HSF brings in new powers to reward top performers as partners vote through lockstep extension

Herbert Smith Freehills (HSF) partners have voted through changes to the firm’s remuneration system, which will extend the top of its lockstep in an effort to attract and retain top talent.

The firm’s star performers will now be able to move above the previous 100-point top of lockstep into an ‘extension zone’ reaching up to 130 points.

Partners approved the changes earlier this week, after receiving two weeks to consider the proposals. The changes will come into affect from 1 May 2018.

The firm’s core lockstep runs from 43 to 100 points, and management has had the ability to hold or move down partners based on performance since moving to a modified system after the 2012 merger of Herbert Smith and Australia’s Freehills. Prior to the tie-up, Herbert Smith operated a pure eight-year lockstep.

While HSF said there would be no changes to the balanced scorecard criteria by which partner performance is assessed, it is expected that the firm will ramp up its focus on performance, with more emphasis placed on what partners are bringing into the business as opposed to their length of service.

One partner said: “We want to protect the culture and good processes from the past, but we also have to modernise and make the firm progressive. We only envisage a few of the most outstanding contributors going though into the extension zone.”

The change comes after a series of partner departures for the firm in recent months, with many leaving for better-paying international rivals. Energy co-heads Anna Howell and John Balsdon quit for Gibson Dunn & Crutcher and Latham & Watkins respectively, while last month Cleary Gottlieb Steen & Hamilton recruited London litigation partner James Norris-Jones.

The firm’s most recent LLP accounts, filed in February, revealed that the best-paid partner for 2015-16 received £1.6m.

One London partner said: “The world’s changing – nobody’s models will look the same in a decade. I think we’re doing the sensible thing.”
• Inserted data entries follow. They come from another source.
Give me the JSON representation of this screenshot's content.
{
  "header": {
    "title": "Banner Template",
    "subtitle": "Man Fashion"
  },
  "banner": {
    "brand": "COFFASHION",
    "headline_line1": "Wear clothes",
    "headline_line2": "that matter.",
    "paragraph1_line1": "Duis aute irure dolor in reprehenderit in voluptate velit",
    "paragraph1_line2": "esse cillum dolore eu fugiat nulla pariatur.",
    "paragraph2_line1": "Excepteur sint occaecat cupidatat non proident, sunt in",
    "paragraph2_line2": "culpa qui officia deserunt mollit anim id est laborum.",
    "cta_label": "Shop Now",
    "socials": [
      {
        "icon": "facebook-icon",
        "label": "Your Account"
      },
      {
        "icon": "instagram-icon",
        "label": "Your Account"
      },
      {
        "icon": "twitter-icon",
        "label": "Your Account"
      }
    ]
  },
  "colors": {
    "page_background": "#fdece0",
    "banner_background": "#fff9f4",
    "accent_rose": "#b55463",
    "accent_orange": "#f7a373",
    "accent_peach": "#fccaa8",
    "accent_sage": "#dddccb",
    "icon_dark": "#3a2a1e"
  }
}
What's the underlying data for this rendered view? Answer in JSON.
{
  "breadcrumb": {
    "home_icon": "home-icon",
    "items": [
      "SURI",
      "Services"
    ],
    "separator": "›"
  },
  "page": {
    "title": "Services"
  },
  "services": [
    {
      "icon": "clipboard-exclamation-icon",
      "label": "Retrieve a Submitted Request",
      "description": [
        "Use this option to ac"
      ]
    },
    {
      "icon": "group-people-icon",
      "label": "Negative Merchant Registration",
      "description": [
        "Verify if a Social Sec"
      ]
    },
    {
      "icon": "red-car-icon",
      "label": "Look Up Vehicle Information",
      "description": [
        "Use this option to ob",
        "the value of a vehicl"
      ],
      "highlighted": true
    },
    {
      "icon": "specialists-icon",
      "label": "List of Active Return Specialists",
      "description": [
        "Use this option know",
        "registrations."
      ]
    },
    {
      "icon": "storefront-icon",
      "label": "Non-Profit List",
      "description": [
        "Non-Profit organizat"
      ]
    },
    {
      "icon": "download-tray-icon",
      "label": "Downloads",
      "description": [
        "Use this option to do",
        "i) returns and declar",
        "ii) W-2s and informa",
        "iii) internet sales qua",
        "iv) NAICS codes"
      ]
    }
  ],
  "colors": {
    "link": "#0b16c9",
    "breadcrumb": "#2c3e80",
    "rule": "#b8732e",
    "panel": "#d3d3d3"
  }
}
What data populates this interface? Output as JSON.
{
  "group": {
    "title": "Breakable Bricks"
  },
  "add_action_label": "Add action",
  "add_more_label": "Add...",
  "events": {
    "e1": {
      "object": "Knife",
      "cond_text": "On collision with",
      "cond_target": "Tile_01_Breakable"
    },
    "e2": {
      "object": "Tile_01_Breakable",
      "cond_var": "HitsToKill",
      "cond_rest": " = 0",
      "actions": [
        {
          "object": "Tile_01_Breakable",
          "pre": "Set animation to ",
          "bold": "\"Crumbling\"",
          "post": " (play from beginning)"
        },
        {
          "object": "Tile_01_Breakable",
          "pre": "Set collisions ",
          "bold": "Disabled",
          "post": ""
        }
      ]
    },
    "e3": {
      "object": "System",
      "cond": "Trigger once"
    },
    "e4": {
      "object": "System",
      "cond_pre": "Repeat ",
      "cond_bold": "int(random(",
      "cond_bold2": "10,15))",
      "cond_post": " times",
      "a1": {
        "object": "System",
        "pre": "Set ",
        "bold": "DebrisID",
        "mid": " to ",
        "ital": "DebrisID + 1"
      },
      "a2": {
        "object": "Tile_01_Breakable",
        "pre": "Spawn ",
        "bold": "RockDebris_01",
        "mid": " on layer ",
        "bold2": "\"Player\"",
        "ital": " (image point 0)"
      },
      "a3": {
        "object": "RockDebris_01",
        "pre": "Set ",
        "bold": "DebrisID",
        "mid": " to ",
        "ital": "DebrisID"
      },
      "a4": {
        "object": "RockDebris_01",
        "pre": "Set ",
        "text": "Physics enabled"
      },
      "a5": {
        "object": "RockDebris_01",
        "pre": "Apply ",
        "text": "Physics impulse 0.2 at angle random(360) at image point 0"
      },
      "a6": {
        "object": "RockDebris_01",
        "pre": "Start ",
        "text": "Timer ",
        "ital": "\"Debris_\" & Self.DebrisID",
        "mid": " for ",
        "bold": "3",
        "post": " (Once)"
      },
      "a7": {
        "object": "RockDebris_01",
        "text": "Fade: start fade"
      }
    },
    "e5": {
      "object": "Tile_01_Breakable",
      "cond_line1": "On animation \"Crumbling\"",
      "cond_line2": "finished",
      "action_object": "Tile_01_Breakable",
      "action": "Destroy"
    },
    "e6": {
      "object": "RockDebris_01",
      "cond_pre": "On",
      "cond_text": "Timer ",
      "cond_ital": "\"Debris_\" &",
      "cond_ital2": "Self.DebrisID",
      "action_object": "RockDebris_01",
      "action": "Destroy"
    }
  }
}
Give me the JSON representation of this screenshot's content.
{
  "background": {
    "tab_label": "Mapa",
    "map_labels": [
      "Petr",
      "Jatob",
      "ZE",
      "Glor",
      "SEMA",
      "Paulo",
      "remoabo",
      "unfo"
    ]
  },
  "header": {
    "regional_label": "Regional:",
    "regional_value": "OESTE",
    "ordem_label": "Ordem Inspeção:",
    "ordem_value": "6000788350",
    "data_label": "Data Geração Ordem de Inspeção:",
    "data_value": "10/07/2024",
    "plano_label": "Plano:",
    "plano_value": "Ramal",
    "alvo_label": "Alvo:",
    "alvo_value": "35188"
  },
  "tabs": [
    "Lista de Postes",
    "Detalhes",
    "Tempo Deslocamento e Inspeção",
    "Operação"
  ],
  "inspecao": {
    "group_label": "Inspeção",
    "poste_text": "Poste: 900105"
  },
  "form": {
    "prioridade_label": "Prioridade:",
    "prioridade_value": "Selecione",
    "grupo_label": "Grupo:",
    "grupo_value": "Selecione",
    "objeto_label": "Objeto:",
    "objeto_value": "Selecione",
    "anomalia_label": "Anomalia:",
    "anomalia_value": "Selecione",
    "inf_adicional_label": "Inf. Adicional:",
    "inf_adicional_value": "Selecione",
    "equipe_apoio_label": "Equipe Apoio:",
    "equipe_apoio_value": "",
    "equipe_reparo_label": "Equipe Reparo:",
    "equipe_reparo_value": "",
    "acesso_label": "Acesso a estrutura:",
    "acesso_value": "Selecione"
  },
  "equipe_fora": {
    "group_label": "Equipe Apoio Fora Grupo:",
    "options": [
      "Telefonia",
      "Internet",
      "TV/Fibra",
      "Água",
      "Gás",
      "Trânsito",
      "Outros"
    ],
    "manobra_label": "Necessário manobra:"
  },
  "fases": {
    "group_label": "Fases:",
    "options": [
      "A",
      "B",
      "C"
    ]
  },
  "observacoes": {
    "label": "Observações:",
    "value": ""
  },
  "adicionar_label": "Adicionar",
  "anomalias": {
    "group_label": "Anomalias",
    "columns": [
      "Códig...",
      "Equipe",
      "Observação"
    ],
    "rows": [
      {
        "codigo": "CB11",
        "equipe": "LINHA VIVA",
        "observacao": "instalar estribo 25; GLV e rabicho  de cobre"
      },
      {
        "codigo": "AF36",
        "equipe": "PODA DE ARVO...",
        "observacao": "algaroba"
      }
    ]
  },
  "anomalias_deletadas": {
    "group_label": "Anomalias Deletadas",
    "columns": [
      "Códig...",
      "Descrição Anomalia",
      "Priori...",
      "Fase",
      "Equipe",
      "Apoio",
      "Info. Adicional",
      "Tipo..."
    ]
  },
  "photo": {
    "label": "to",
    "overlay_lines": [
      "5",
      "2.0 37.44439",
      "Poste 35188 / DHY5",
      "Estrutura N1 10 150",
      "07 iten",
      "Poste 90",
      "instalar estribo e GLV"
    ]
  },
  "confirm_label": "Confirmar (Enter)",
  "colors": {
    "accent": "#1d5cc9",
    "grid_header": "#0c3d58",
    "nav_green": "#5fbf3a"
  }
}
Another added: “For me, I think this is a sensible, moderate and relatively straightforward change. However, it is how much money people get paid and did need careful consideration.”

According to one partner, one proposal considered was that the bottom of the ladder be brought down from 43 to about 35 points, although this was not taken forward.

Other considerations had included introducing lower lockstep ladders in certain offices. The firm already operates a separate ladder in Australia and Johannesburg, which runs from about 30 to 80 points. No different ladders for other international offices have been introduced.

In a statement, the firm said: “We have introduced some new elements of enhanced flexibility. These include a wider spread of equity positions on our ladder to address different levels of contribution.

“The changes ensure that our remuneration system continues to support the business as we implement our global strategies, improves flexibility to reflect the different markets in which we operate, and incentivises teams to deliver the best service from the whole firm to our clients.”

The firm operates a partner bonus pool, which allows up to 5% of profits to be used to boost pay for star performers. Bonuses will now be paid out in two instalments annually instead of four, with no change to the size of the profit pool they come from.

A number of other major UK firms are currently pushing through changes to their lockstep, including Freshfields Bruckhaus Deringer, which recently overhauled its remuneration system with the introduction of a new single ladder that will enable top performers to make six times more than those at the bottom. It will see all partners joining the lockstep at 12 points, with a new top of lockstep rising to 60 points.

The core ladder will run from 12 points to 40 points, with everything above this only applying to star performers and those in competitive markets such as New York.

Clifford Chance, meanwhile, is ramping up its focus on partner performance with more rigorous appraisals that will more closely tie partner pay with performance than ever before. The appraisals come on the back of changes to CC’s lockstep, introduced in May, which stretched the top of the lockstep and recalculated profit units.